Tobacco Use In Movies Jumps By 80 Percent, May Affect Teen Smoking
A report released by the U.S Centers for Disease Control and Prevention (CDC) has revealed that the number of Hollywood movies that feature tobacco has dropped.
Tobacco In Hollywood Movies
The number of movie scenes that did show use of tobacco, however, increased by about 80 percent for the period between 2015 and 2016. Forty-one percent of the top-grossing films in the U.S in 2016 also showed people using tobacco.
Researchers used data from the Thumbs Up! Thumbs Down! project of the Breathe California of Sacramento-Emigrant Trails, which advocates for clean air, healthy lungs, and tobacco-free communities.
They found that in 2016, 26 percent of the top movies that were rated G, PG, and PG-13 depicted tobacco use. The number of tobacco scenes were higher at 67 percent for R-rated movies.
Use of tobacco was depicted 1,743 times in 2015, which increased to 3,145 in 2016, marking an 80 percent increase in on-screen tobacco usage.
Potential Effect On Young People
The numbers raised concern from public health experts and advocates about the potential effects of tobacco depiction in movies on the behavior of young people.
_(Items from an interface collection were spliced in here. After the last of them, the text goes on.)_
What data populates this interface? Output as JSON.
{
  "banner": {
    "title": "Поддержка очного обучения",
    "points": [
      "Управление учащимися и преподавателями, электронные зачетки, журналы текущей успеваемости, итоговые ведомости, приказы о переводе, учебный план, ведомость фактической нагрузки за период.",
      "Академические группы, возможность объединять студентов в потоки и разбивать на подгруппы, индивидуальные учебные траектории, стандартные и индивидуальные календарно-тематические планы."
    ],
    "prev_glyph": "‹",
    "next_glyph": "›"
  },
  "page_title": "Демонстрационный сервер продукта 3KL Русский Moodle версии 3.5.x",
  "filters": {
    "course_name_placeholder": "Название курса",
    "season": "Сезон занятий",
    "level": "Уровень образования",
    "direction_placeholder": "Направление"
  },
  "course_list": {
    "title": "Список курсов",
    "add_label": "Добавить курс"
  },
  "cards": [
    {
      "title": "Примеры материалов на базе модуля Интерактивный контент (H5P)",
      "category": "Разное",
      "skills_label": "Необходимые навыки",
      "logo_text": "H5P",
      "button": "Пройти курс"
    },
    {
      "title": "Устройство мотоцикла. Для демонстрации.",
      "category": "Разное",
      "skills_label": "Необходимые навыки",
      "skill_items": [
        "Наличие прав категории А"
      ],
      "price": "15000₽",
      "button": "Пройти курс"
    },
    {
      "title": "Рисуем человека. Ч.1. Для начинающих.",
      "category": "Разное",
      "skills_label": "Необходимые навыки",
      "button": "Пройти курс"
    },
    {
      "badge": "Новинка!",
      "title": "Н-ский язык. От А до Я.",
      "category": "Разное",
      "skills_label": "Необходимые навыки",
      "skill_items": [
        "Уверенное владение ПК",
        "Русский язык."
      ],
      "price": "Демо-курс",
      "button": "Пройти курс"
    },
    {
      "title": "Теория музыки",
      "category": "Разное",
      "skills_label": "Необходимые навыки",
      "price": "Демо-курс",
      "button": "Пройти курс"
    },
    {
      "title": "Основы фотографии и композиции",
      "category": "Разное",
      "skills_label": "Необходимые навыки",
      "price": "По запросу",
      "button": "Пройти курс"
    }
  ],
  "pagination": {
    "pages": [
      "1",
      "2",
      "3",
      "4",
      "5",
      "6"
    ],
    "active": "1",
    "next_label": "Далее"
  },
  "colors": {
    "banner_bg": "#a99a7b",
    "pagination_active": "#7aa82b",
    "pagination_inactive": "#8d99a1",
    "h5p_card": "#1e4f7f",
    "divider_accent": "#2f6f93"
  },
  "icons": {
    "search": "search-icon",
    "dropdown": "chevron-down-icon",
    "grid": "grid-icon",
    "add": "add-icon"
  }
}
"Tobacco use depictions are now uncommon in G and PG films; however, the 43% increase in the total number of tobacco-use incidents in PG-13 movies, from 564 in 2010 to 809 in 2016, is of particular public health concern because of the established causal relationship between youths' exposure to smoking in movies and smoking initiation," Michael Tynan, from the CDC's Office on Smoking and Health, and colleagues wrote in the July 7 issue of Morbidity and Mortality Weekly Report (MMWR).
The causal relationship between smoking on screen and cigarette smoking in real life has long been acknowledged. In 2012, the U.S. surgeon general released a report that illustrated that causal link between watching smoking in movies and young people starting to smoke.
"We've known for a while that the more you see smoking on screen, the more likely you are to see youth smoking cigarettes in real life," Tynan said.
In a bid to improve regulation of tobacco depictions, the researchers suggested some measures for the movie industry, one of which is for the Motion Picture Association of America, which is tasked to give movie ratings, to give an R rating to movies with scenes of smoking or tobacco use.
Film studios may also be required to certify that they received no payment for using tobacco in the movies. State and local governments may likewise decline to provide subsidies to movies that depict tobacco.